U.S. Oil and Gas Industry Is Drilling Us Towards Climate Disaster

By Kelly Trout

As the 116th Congress commences, in the wake of dire reports from climate scientists, the debate over U.S. climate policies has taken a welcome turn towards bold solutions. Spurred on by grassroots pressure from Indigenous communities, the youth-led Sunrise Movement and communities from coast to coast fighting fossil fuel infrastructure, Capitol Hill is alive once again with policy proposals that edge towards the scale required to address the crisis we're in.

Keep reading... Show less
Animals
Bumblebee on goldenrod. Jim Hudgins / USFWS

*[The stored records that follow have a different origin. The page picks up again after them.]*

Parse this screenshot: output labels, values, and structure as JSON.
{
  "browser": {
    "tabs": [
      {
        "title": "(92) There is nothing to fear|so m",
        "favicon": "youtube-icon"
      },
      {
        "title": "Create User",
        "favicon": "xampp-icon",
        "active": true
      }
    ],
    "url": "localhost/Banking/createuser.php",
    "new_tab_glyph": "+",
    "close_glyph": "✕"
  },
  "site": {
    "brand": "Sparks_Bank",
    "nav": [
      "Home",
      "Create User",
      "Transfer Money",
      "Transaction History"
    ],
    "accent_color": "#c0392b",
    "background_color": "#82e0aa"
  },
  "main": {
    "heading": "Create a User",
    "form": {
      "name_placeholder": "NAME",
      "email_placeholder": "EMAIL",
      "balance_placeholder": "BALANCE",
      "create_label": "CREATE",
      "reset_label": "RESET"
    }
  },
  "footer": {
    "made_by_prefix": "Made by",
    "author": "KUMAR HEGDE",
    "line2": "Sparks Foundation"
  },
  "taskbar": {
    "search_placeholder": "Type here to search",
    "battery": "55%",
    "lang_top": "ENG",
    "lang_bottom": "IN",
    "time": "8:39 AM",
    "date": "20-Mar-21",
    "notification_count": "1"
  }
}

Half of Michigan's Bumblebee Species in Decline, One Extinct

Honeybees get a lot of attention for their worrisome decline, but many species of bumblebees—which are key pollinators—are also in trouble.

In Michigan, half of its bumblebee species have declined by 50 percent or more, Michigan Radio reported.

Keep reading... Show less
Popular
Bound bales of crushed plastic bottles and containers sit stacked ready to be recycled at a recycling center in the Netherlands. Jasper Juinen / Bloomberg / Getty Images

Toward a Circular Economy: Tackling the Plastics Recycling Problem

By Margaret Sobkowicz

Why has the world continued to increase consumption of plastic materials when at the same time, environmental and human health concerns over their use have grown?

Keep reading... Show less
Sponsored
Oceans
Bleached coral at the Great Barrier Reef. The Ocean Agency / XL Catlin Seaview Survey / Richard Vevers

2018 Was the Hottest Year Ever Recorded for Our Oceans

The year 2018 was the hottest year for the planet's oceans ever since record-keeping began in 1958, according to a worrisome new study from international scientists.

The findings, published Wednesday in the journal Advances in Atmospheric Sciences, noted that the five warmest years for our oceans were the last five years—2018, 2017, 2015, 2016 and 2014 (in order of decreasing ocean heat content).

Keep reading... Show less
EPA Acting Administrator Wheeler / EPA

Senate Shouldn’t Put Wheeler at the Wheel of the EPA

By Ana Unruh Cohen

As the longest government shut down in history drags on, and the experts protecting our air and water remain off the job, the Senate is barreling forward to put Andrew Wheeler at the wheel of the U.S. Environmental Protection Agency (EPA). He is unfit for this public trust.

In his seven-month tenure as the acting administrator at EPA, Wheeler's relentlessly pushed to advance the pro-polluter agenda launched by Scott Pruitt, the worst administrator in the agency's storied 48-year history. Wheeler may lack Pruitt's scandals, but he's no improvement.

Keep reading... Show less
Sponsored
Health
Westend61 / Getty Images

Top 20 Healthy Salad Toppings

By Lizzie Streit, MS, RDN, LD

Salads are typically made by combining lettuce or mixed greens with an assortment of toppings and a dressing.

Keep reading... Show less
Popular
Shirley Fire, 2014. Stuart Palley

In Nighttime Shots of Massive Wildfires, a Photographer Shows Us the Light

By Patrick Rogers

During the day, freelance photographer Stuart Palley covers news events for publications like the Los Angeles Times and shoots images for advertising and PR clients. By night, he pursues his passion: photographing the wildfires that have been ravaging, with increasing frequency, the forests, grasslands, towns and cities of his native California. Over the past five years, Palley has documented nearly 75 fires, from the Mexican border to the Shasta Trinity National Forest near Oregon.

Keep reading... Show less
Sponsored

mail-copy

The best of EcoWatch, right in your inbox. Sign up for our email newsletter!